People hold candles as they gather for a vigil in the aftermath of a deadly shooting at the Tree of Life Congregation, in the Squirrel Hill neighborhood of Pittsburgh, Saturday, Oct. 27, 2018. (AP Photo/Matt Rourke)

People hold candles as they gather for a vigil in the aftermath of a deadly shooting at the Tree of Life Congregation, in the Squirrel Hill neighborhood of Pittsburgh, Saturday, Oct. 27, 2018. (AP Photo/Matt Rourke)

Opinion: They were us

In the recent commemoration for the Princess Sophia sinking of 100 years ago, in describing the Sophia’s passengers the speaker repeatedly used the phrase, “They were us.” Their lives were our lives, those men and women and children, passengers and crew. They were southbound from Skagway and the Yukon during stormy October weather, just as those at the graveside service this past week stood in stormy October weather. They were us, those more than 350 people who died a terrible death on that ship with the tragic fate.

These words haunt me today as I contemplate the killings of Jews in their synagogue in Pittsburgh, killed by a hate-filled anti-Semitic American. They were us, they were worshipping in fellowship on their Sabbath with their congregation, in the safety of their synagogue. As I write this, I don’t even know the usual details that follow with stunning regularity these horrific killings: How many women, men, children. Four police officers were wounded. I’ll learn more painful details later, but what really matters right now is that they were us, their families are our families, their grief is our grief, their humanity is our humanity.

After the death of Heather Heyer in Charlottesville, Virginia, protesting a white supremacist rally, my husband and I, alarmed by the rising anti-Semitism and white nationalism in our country, reached out to our local synagogue and attended a service in solidarity with our Jewish friends and neighbors. We reached out to say that we stand with them, we are them. We reached out to stand with them.

My husband, with an openness that I am constantly humbled by, was so struck by one prayer during the service that he kept reaching out to Sukkhat Shalom, our Jewish community here in Juneau. He has been so moved by this beautiful and ancient tradition that he will soon be converting to Judaism. He will literally be “one of them.” I am not converting but I will remain right there with him, with them, with us.

This week with its mailed pipe bombs was terrifying already, and now we have beautiful, innocent people killed while worshipping in a synagogue. Both of these are hate crimes. This must stop. We must not allow ourselves to be numbed by this. We must not continue to make excuses and we must not tolerate hate and excuses. And we must hold those accountable who continue to tolerate this. And we must vote our conscience, vote with love and determination, vote with and for humanity.

• Michelle Bonnet Hale was recently elected to the City and Borough of Juneau Assembly.

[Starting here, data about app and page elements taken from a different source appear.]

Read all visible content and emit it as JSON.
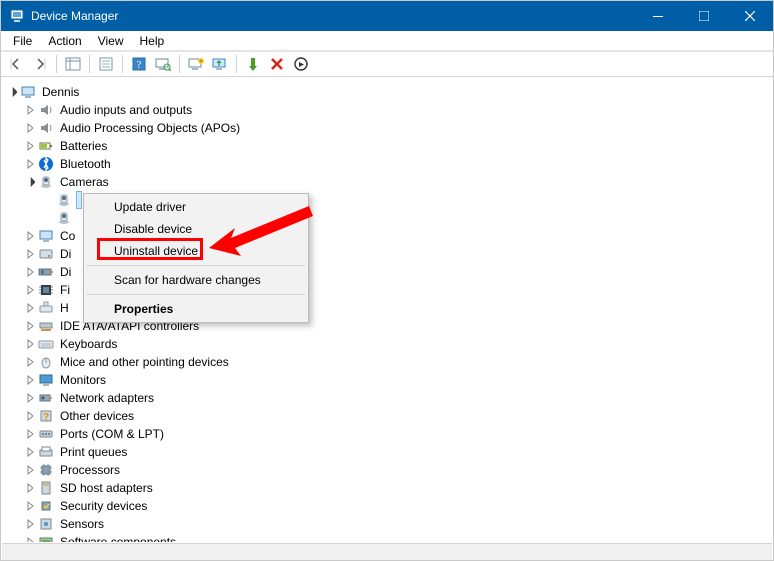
{
  "window": {
    "title": "Device Manager"
  },
  "menubar": {
    "items": [
      "File",
      "Action",
      "View",
      "Help"
    ]
  },
  "tree": {
    "root": "Dennis",
    "categories": [
      "Audio inputs and outputs",
      "Audio Processing Objects (APOs)",
      "Batteries",
      "Bluetooth",
      "Cameras",
      "Computer",
      "Disk drives",
      "Display adapters",
      "Firmware",
      "Human Interface Devices",
      "IDE ATA/ATAPI controllers",
      "Keyboards",
      "Mice and other pointing devices",
      "Monitors",
      "Network adapters",
      "Other devices",
      "Ports (COM & LPT)",
      "Print queues",
      "Processors",
      "SD host adapters",
      "Security devices",
      "Sensors",
      "Software components"
    ],
    "truncations": {
      "Computer": "Co",
      "Disk drives": "Di",
      "Display adapters": "Di",
      "Firmware": "Fi",
      "Human Interface Devices": "H"
    }
  },
  "context_menu": {
    "items": [
      {
        "label": "Update driver"
      },
      {
        "label": "Disable device"
      },
      {
        "label": "Uninstall device"
      },
      {
        "sep": true
      },
      {
        "label": "Scan for hardware changes"
      },
      {
        "sep": true
      },
      {
        "label": "Properties",
        "bold": true
      }
    ]
  }
}
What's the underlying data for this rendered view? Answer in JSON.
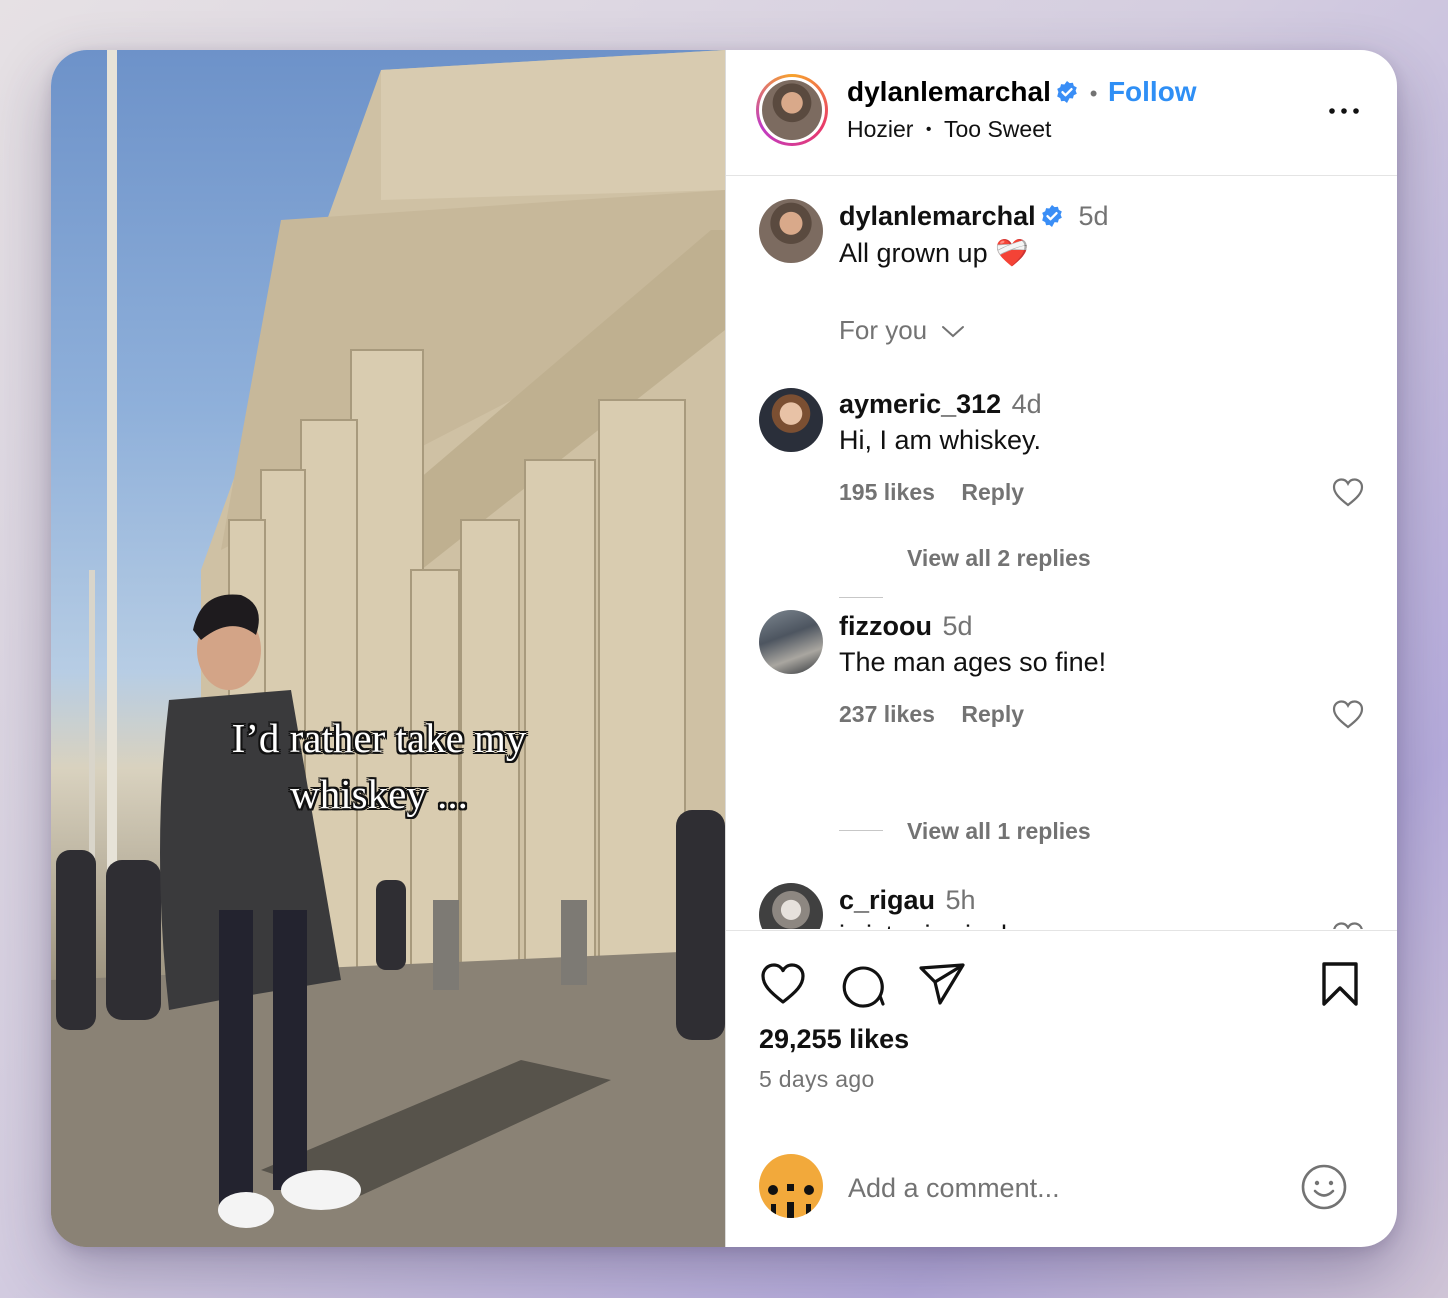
{
  "post": {
    "username": "dylanlemarchal",
    "follow_label": "Follow",
    "dot": "•",
    "music_artist": "Hozier",
    "music_sep": "•",
    "music_title": "Too Sweet",
    "media_caption": "I’d rather take my whiskey ...",
    "more_icon": "more-horizontal-icon"
  },
  "caption": {
    "username": "dylanlemarchal",
    "time": "5d",
    "text": "All grown up ❤️‍🩹"
  },
  "filter": {
    "label": "For you"
  },
  "comments": [
    {
      "username": "aymeric_312",
      "time": "4d",
      "text": "Hi, I am whiskey.",
      "likes": "195 likes",
      "reply": "Reply",
      "view_replies": "View all 2 replies"
    },
    {
      "username": "fizzoou",
      "time": "5d",
      "text": "The man ages so fine!",
      "likes": "237 likes",
      "reply": "Reply",
      "view_replies": "View all 1 replies"
    },
    {
      "username": "c_rigau",
      "time": "5h",
      "text": "i sister is single"
    }
  ],
  "footer": {
    "likes": "29,255 likes",
    "time_ago": "5 days ago",
    "add_comment_placeholder": "Add a comment..."
  },
  "colors": {
    "accent": "#2f8ff5",
    "muted": "#737373"
  }
}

More in Opinion

Have something to say?

Here’s how to add your voice to the conversation.

Mist from Nugget Falls has a prism-like effect in September 2020. (Ben Hohenstatt / Juneau Empire File)
Multiple vehicles line up at the entrance of Waste Management’s Capitol Disposal Landfill in Lemon Creek Monday morning. (Clarise Larson / Juneau Empire)
The absence of economic incentives to reduce waste

This week, Waste Management, the Texas based company that owns and operates… Continue reading

Over 200 people attended LunaFest (Courtesy Photo)
Opinion: JPCC owes a huge debt of gratitude to two LunaFest guest speakers

LunaFest 2023 was JPCC’s most successful fundraising event ever.

(Clarise Larson / Juneau Empire File)
Opinion: Education funding is complicated and political

At a recent Alaska State Senate Education Committee hearing at the Capitol,… Continue reading

At Wednesday evening’s special Assembly meeting, the Assembly appropriated nearly $4 million toward funding a 5.5% wage increase for all CBJ employees along with a 5% increase to the employer health contribution. According to City Manager Rorie Watt, it doesn't necessarily fix a nearly two decade-long issue of employee retention concerns for the city. (Clarise Larson / Juneau Empire)
Opinion: Assessment needs additional oversight

A win in dealing with City and Borough of Juneau is when… Continue reading

This photo shows the Mendenhall Glacier Visitor Center. (Ben Hohenstatt / Juneau Empire File)
Opinion: Deja vu for the Mendenhall Glacier Recreation Area

Three new alternatives don’t go far enough.

In this Nov. 29, 2018 photo, clouds swirl over Douglas Island. (Michael Penn / Juneau Empire File)
Opinion: The Roadless Rule is a misnomer for what’s really happening in the Tongass

The Roadless Rule, as currently comprised with an exception provision, works.

Faith Myers stands at the doors of API. (Courtesy Photo)
Opinion: Psychiatric patient care report could be catalyst for improvements

Will good suggestions get lost in state bureaucracy?

Most Read